  • MadLab – Manchester Digital Laboratory – home of creative community technology in Manchester – The Madlab is a community space for people who want to do and make interesting stuff – a place for geeks, artists, designers, illustrators, hackers, tinkerers, innovators and idle dreamers; an autonomous R&D laboratory and a release valve for Manchester's creative communities.
  • The state of the UK gov blogosphere – Really good comment from Neil on Dave Brigg post about the problem of us not blogging enough good stuff. Like Steph, my own experience of blogging about my work within Whitehall over the last year and a bit has been that it is *really* difficult. Lack of time is the biggest barrier due both to having a young family and the day job spilling over into evenings and weekends. But this is closely followed by issues around permission and propriety. I’ve felt that I’ve had to restrict what I share and write about more, not less, as time has gone on.

    Which is a real pity – because writing about this stuff online gets me a lot of useful feedback, helps me make contacts which are useful to my employer, makes me reflect more deeply on the value of what I’m doing – ultimately helps motivate me to do the best I can. If it was easier, if I felt safer, if it were encouraged, I’d do it a lot more."

  • Hackitude gets down and dirty with data | Be Vocal

Stuff I've seen September 19th through to September 20th

These are my links for September 19th through September 20th:

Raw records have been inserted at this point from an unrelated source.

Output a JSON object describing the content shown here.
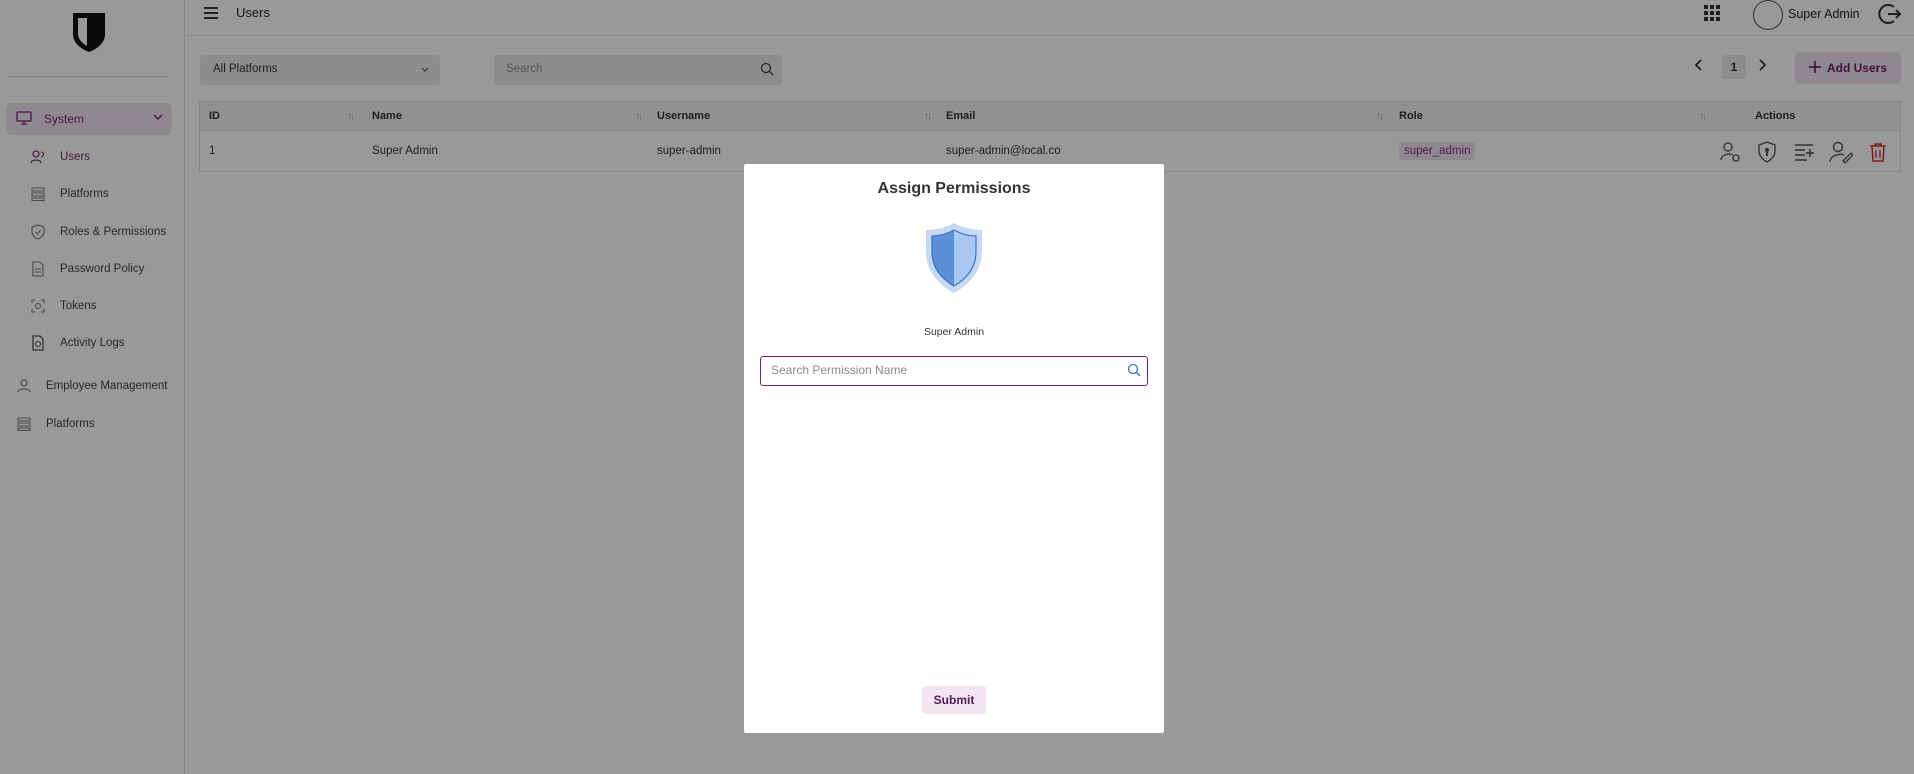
{
  "sidebar": {
    "group": {
      "label": "System",
      "icon": "monitor-icon"
    },
    "items": [
      {
        "label": "Users",
        "icon": "users-icon"
      },
      {
        "label": "Platforms",
        "icon": "list-icon"
      },
      {
        "label": "Roles & Permissions",
        "icon": "shield-icon"
      },
      {
        "label": "Password Policy",
        "icon": "document-icon"
      },
      {
        "label": "Tokens",
        "icon": "token-icon"
      },
      {
        "label": "Activity Logs",
        "icon": "log-icon"
      }
    ],
    "extra": [
      {
        "label": "Employee Management",
        "icon": "user-icon"
      },
      {
        "label": "Platforms",
        "icon": "list-icon"
      }
    ]
  },
  "header": {
    "title": "Users",
    "user_name": "Super Admin"
  },
  "filters": {
    "platform_selected": "All Platforms",
    "search_placeholder": "Search"
  },
  "pagination": {
    "current_page": "1"
  },
  "add_users_label": "Add Users",
  "table": {
    "columns": [
      "ID",
      "Name",
      "Username",
      "Email",
      "Role",
      "Actions"
    ],
    "rows": [
      {
        "id": "1",
        "name": "Super Admin",
        "username": "super-admin",
        "email": "super-admin@local.co",
        "role": "super_admin"
      }
    ]
  },
  "modal": {
    "title": "Assign Permissions",
    "user_name": "Super Admin",
    "search_placeholder": "Search Permission Name",
    "submit_label": "Submit"
  },
  "colors": {
    "accent": "#7a1f7a",
    "accent_light": "#efe3ef",
    "danger": "#d0312d",
    "shield_blue": "#5b8fd8"
  }
}
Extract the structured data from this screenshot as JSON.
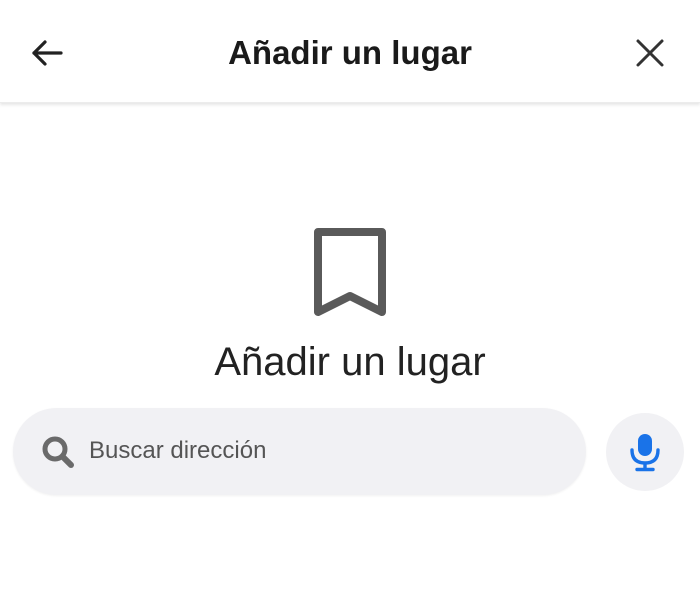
{
  "header": {
    "title": "Añadir un lugar",
    "back_icon": "arrow-left-icon",
    "close_icon": "close-icon"
  },
  "empty_state": {
    "icon": "bookmark-icon",
    "title": "Añadir un lugar"
  },
  "search": {
    "value": "",
    "placeholder": "Buscar dirección",
    "icon": "search-icon"
  },
  "voice": {
    "icon": "microphone-icon"
  },
  "colors": {
    "accent": "#1a73e8",
    "icon_gray": "#555555",
    "field_bg": "#f1f1f4",
    "text": "#222222"
  }
}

  • BBC NEWS | Politics | Dyke in BBC ‘conspiracy’ claim – Greg Dyke was impatient for change when he was at the BBC – remember if you have a radical boss find a way to support them: "Our current model was designed for the 18th Century. It doesn't fit 21st Century Britain," he told the meeting. And he added: "We want more influence over our lives and we are not just prepared to hand it over to this strange bunch of people who stand for Parliament because they have been knocking on people's doors for 10 years." "
  • Online Database of Social Media Policies – This database contains 82 documents.
  • Sentiment analysis – analysis « Emma Mulqueeny – Emma: "it is the first step I have seen in digitally automating the mood of the nation on any given topic."
  • Sarah Lay on Twitter and Coseley Baths – Sarah was almost in tears: "This account is the voice of a swimming baths in the Black Country on which the local council has taken the decision to condemn it to closure and demolition."
  • Sarkozy’s blue-chip Commission recommends measuring social capital « Social Capital Blog – It's personal" "A formal organization with a name and address may not correspond to any actual individual members, much less to social networks among those members. Moreover, the role of associations differs from country to country. Because of these reasons, measures of organizational density are generally not good measures of social connections, despite their frequent use for that purpose."